Personal medical history
Our doctors ask young athletes whether they have experienced certain symptoms or issues. If they are under 18, we ask a parent to verify. As part of the AHA 14-point checklist, the personal medical history items we discuss are:
- chest pain, discomfort, tightness or pressure with exertion
- unexplained dizziness or fainting
- excessive shortness of breath, fatigue or heart palpitations with exertion
- heart murmur
- high blood pressure
- previous restriction from sports participation
- previous heart testing ordered by a doctor
Family medical history
We typically review family history with an athlete’s parent to understand possible risk factors. We ask about:
- premature (sudden, unexpected) death due to heart disease in one or more relatives before age 50
- disability from heart disease in a close relative before age 50
- family history of a serious heart condition such as hypertrophic cardiomyopathy, long QT syndrome or arrhythmias
We perform a complete physical exam, including:

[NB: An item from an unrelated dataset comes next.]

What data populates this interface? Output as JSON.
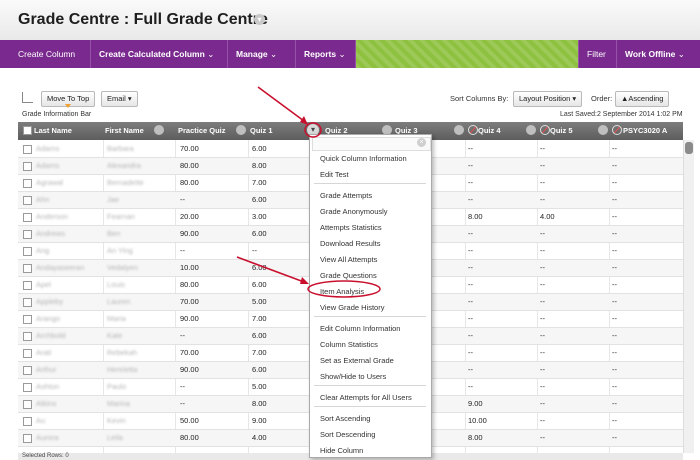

- checking blood pressure
- listening for a heart murmur while the athlete is lying down, standing and squatting
- checking pulses in both arms and legs
- looking for signs of Marfan syndrome
Reducing the Risk of Cardiac Distress in Young Athletes
If you are the parent of a young athlete, you can take steps to help protect your child from cardiac distress:
- Recognize the signs of cardiac distress and SCA: If you notice any unusual health problems during exercise, contact your child’s doctor. If your child experiences serious symptoms, seek medical attention right away.
- Understand your child’s risk factors: Knowing your family medical history is important, especially if any close relatives have had serious heart conditions.
- Be prepared: If your child — or anyone else — collapses during exercise or sports, know what to do. Call 911, start CPR and look for a nearby automated external defibrillator (AED).
- Have your child screened: See one of our specialists for a pre-participation screening for your child before they join a sports team.
Cardiac distress recommendations for schools
At the Heart & Vascular Center, our heart specialists support St. Louis area schools in keeping all students safe and heart healthy. Our cardiac distress prevention and response recommendations for schools include:
- Train athletes with a graded program to gradually build up their fitness level.
- Provide plenty of water for athletes during practices and competitions.
- Ensure that athletes who experience any symptoms of cardiac distress undergo a thorough medical evaluation.
- If an athlete collapses, respond immediately. Be aware that they may be experiencing cardiac arrest.
- Provide training for the athletic staff to recognize what SCA during exercise looks like and be able to perform cardiac life support, such as CPR and use of an AED. Ensure that a trained staff member attends every practice and sporting event.
- Buy at least one AED, and make sure it is easy to access from practice and event fields and courts.
- Ensure that every athlete undergoes screening with the AHA guidelines. We can review your school’s screening forms and provide evaluations and exams.
To make an appointment with a Washington University cardiologist at Barnes-Jewish Hospital, call 314-362-1291.